Naslim Neelamkodan was honoured during a special function organised by the Kerala State Higher Education Council

‘Star’ may now be an overused tag for Naslim Neelamkodan, but it is her discovery of a real star shrouded in glittering zirconium metal, 2,000 light years away, that has earned this most befitting title for the 27-year-old Ph.D. holder.

Dr. Neelamkodan was honoured during a special function organised by the Kerala State Higher Education Council at the Kerala State Science and Technology Museum on Thursday.

“It is a matter of great pride for everyone in the State that a girl who was born and brought up at Edakkara in Malappuram district, and who completed her basic education here, has achieved something like this,” said Speaker G. Karthikeyan while honouring the young scientist with a memento.

After completing her B.Sc. in Physics from Mar Thoma College, Chungathara at Nilambur — affiliated to Calicut University — she proceeded to the Mahatma Gandhi University, Kottayam, solely because it is the only university in the State that offers a specialisation in Astrophysics.

She came across the unusual star “very unexpectedly” while writing her thesis for a Ph.D. from Belfast Queen University, Ireland, on the chemical composition of the atmosphere of ‘hot sub-dwarf stars’ in December 2010. The team led by Dr. Neelamkodan came across the most zirconium-rich star ever discovered during their research at Armagh Observatory in Northern Ireland. Zirconium is better known as the material used by jewellers to make fake diamonds.

Observing the night sky demands much patience and perseverance, and Dr. Neelamkodan, during her address, described the frustration and anxiety she felt at times.

She recounted her experience in Australia and Chile where she was able to work with highly powerful telescopes.

“We had to write proposals and ask for telescope time. At Chile, I was totally disappointed because out of the four days given to us, the first three were completely cloudy and it was only on the fourth that it cleared. Then I had to work without a break as I could not afford to spare a second from studying the sky,” said Dr. Neelamkodan. She will return to Ireland shortly to complete her post-doctoral research.

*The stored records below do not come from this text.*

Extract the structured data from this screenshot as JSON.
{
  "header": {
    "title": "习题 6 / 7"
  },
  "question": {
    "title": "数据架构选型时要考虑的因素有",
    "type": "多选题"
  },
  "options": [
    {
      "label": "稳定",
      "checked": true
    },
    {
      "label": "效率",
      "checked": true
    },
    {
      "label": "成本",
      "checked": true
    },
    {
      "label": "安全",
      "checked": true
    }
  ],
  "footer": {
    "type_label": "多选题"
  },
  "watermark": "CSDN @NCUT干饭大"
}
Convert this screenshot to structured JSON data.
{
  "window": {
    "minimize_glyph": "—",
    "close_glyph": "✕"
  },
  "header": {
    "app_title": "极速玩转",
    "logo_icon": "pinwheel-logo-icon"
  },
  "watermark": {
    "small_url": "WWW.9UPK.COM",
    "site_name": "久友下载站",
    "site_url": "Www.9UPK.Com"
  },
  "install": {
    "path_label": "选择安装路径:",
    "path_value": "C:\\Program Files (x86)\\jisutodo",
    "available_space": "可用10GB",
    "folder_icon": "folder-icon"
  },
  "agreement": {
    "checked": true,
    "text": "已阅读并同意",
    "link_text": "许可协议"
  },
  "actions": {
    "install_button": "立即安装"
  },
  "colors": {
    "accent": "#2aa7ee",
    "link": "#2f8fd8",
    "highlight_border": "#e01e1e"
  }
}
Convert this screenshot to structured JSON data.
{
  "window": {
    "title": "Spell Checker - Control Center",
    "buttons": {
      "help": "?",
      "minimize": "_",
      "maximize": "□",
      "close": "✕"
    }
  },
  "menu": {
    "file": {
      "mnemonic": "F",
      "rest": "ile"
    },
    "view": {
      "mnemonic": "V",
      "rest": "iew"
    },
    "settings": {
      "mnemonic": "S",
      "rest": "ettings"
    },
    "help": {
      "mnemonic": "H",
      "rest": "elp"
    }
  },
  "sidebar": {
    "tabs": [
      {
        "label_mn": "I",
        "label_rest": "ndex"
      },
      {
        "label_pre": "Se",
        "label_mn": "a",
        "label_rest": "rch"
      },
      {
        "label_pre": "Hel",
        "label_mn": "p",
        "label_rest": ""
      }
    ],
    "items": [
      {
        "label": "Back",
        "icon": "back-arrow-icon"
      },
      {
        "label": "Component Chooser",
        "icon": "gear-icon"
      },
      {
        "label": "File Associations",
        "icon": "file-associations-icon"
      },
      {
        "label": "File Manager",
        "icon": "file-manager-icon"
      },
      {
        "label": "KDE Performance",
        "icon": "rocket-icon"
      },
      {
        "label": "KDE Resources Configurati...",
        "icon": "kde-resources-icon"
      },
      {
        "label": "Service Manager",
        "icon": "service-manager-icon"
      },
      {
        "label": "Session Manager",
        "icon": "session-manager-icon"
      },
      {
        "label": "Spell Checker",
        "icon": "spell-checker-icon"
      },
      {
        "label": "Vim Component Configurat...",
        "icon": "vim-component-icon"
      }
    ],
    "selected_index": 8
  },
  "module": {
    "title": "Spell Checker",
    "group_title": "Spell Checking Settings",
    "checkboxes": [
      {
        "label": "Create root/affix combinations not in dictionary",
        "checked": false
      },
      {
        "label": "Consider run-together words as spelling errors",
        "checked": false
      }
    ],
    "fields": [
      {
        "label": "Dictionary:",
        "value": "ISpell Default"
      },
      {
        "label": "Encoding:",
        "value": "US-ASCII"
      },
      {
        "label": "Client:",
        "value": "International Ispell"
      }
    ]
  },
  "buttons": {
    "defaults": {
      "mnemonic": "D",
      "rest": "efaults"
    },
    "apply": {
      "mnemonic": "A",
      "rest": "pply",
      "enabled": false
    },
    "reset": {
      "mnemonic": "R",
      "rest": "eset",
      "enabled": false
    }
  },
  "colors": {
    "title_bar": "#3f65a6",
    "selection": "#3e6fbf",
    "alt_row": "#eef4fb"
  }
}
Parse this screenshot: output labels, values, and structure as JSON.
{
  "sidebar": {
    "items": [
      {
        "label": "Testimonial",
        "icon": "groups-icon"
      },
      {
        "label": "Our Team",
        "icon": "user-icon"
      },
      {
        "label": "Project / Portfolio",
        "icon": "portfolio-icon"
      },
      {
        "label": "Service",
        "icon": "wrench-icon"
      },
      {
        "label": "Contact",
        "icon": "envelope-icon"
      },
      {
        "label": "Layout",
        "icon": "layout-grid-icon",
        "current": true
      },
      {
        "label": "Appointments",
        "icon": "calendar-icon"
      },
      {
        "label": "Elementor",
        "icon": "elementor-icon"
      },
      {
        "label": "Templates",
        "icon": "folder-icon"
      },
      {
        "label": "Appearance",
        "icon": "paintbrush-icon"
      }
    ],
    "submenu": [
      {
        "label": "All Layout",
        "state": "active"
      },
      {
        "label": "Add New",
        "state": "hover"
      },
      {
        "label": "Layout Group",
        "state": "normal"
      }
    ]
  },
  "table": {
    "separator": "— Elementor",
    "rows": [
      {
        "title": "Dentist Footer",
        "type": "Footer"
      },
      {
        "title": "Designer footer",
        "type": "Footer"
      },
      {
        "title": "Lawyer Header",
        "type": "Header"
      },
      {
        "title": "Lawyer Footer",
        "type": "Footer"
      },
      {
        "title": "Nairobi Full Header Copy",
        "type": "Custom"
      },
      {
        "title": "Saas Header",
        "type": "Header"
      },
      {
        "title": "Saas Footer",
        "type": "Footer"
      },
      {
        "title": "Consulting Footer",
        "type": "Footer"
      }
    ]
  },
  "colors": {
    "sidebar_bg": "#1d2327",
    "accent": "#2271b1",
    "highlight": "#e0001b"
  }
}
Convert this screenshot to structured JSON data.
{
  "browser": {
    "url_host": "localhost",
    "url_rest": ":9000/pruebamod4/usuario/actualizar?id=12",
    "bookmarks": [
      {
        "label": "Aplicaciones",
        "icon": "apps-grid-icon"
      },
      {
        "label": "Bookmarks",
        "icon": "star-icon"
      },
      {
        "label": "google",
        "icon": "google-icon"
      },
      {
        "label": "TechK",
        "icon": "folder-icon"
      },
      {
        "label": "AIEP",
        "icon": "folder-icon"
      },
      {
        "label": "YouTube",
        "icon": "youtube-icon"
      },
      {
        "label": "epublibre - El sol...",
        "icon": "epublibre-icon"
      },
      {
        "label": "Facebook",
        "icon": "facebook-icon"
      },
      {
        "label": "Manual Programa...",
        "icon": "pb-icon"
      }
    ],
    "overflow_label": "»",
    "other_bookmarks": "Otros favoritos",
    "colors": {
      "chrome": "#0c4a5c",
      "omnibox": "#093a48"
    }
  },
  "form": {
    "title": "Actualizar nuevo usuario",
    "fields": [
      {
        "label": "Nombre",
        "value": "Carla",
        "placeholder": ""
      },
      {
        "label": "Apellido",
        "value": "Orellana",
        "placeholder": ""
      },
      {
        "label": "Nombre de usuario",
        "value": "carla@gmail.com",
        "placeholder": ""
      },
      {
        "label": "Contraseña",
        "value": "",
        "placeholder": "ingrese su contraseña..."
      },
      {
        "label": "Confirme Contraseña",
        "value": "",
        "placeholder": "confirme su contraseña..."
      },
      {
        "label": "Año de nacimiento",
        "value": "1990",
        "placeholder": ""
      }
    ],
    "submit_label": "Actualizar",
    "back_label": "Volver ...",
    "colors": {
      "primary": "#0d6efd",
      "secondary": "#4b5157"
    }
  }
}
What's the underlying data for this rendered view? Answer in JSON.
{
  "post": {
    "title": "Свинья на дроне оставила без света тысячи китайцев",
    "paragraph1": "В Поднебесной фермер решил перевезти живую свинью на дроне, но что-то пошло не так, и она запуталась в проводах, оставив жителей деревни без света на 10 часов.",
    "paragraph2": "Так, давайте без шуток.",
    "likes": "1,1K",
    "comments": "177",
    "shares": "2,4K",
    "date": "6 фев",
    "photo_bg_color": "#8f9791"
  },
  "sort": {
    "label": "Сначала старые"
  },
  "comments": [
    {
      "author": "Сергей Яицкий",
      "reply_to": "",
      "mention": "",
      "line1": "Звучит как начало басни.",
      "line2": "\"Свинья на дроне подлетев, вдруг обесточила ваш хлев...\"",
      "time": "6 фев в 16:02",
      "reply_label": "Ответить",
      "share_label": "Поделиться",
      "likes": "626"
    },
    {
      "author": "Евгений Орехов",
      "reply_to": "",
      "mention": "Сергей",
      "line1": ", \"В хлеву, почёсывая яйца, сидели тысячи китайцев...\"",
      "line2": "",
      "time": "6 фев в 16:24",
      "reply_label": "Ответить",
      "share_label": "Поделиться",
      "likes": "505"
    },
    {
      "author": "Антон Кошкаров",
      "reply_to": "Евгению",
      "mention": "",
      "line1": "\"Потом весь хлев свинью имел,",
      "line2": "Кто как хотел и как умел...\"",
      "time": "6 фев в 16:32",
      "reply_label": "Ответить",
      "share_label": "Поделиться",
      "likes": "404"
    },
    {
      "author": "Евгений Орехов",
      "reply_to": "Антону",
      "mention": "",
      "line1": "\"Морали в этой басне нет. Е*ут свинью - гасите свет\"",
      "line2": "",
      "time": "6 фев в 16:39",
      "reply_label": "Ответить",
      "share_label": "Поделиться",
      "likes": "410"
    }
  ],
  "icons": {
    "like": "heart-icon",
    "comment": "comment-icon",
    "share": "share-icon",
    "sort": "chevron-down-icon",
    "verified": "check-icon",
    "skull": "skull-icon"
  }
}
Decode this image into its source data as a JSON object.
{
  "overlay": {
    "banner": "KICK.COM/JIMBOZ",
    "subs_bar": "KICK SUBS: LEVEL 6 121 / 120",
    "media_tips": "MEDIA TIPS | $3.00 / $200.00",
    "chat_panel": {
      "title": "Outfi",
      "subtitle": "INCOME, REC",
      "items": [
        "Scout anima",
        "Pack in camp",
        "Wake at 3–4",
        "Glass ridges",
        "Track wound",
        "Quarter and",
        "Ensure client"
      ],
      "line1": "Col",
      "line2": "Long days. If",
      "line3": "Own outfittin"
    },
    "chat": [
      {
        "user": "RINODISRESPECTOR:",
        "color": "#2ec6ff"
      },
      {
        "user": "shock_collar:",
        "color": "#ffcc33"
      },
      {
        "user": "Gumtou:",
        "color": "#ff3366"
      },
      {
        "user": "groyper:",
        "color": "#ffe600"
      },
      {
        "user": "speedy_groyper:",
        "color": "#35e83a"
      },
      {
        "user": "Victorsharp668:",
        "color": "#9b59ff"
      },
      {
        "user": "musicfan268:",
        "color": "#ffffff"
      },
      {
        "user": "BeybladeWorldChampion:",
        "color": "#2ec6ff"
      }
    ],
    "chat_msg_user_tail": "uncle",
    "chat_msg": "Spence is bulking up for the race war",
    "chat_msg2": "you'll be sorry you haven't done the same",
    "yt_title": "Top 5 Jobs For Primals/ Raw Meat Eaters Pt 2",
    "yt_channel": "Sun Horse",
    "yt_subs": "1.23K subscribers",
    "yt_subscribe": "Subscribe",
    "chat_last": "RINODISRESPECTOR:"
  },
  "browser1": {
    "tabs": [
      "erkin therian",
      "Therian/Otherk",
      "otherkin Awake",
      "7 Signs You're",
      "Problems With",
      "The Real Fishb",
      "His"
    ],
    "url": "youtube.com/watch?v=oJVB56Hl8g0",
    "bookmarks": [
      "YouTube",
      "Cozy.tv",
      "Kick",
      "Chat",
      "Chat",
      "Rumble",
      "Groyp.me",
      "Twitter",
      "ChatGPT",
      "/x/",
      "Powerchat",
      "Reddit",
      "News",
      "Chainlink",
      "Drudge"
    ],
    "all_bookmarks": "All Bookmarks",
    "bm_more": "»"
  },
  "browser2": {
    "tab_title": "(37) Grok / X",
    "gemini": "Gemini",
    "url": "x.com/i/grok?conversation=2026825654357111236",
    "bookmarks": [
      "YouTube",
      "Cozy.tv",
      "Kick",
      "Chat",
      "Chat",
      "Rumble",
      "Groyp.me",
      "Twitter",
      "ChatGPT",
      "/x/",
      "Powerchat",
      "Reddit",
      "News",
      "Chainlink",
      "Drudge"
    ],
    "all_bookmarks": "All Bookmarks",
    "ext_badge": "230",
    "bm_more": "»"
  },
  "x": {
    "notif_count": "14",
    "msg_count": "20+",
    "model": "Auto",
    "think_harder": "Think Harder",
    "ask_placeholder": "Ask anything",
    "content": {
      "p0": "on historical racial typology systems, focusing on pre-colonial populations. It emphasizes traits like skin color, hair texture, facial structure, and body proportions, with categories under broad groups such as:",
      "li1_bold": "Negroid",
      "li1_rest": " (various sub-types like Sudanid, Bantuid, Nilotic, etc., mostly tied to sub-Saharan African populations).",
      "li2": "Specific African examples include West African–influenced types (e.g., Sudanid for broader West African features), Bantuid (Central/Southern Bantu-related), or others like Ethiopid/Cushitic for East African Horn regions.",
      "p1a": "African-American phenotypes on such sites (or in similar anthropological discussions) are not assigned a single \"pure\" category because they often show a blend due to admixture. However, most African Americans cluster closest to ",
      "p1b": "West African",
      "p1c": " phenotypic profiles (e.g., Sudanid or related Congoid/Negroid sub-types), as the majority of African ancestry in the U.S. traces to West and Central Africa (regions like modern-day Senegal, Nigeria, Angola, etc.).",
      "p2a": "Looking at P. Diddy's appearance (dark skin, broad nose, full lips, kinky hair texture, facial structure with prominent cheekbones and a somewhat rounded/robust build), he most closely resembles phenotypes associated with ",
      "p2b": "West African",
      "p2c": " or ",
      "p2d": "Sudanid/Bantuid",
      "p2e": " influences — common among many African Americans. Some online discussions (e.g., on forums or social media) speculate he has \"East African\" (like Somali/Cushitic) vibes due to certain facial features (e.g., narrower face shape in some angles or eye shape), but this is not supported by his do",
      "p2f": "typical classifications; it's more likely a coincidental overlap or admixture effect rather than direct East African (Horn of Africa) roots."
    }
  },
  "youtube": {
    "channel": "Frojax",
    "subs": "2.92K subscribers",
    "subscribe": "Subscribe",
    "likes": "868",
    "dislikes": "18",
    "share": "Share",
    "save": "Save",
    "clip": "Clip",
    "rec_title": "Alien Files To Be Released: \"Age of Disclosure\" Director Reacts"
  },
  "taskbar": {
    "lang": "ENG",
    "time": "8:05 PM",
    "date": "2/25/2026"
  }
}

Other speakers at the function said Dr. Neelamkodan was the perfect role model for students in the State, especially with regard to promoting pure science courses. Science and Technology Museum Director Arul Gerald Prakash; Calicut University Vice Chancellor M. Abdul Salam; and Samy Mahmoud, Chancellor of the University of Sharjah spoke. Dr. Mahmoud earlier delivered a lecture on challenges and opportunities in higher education.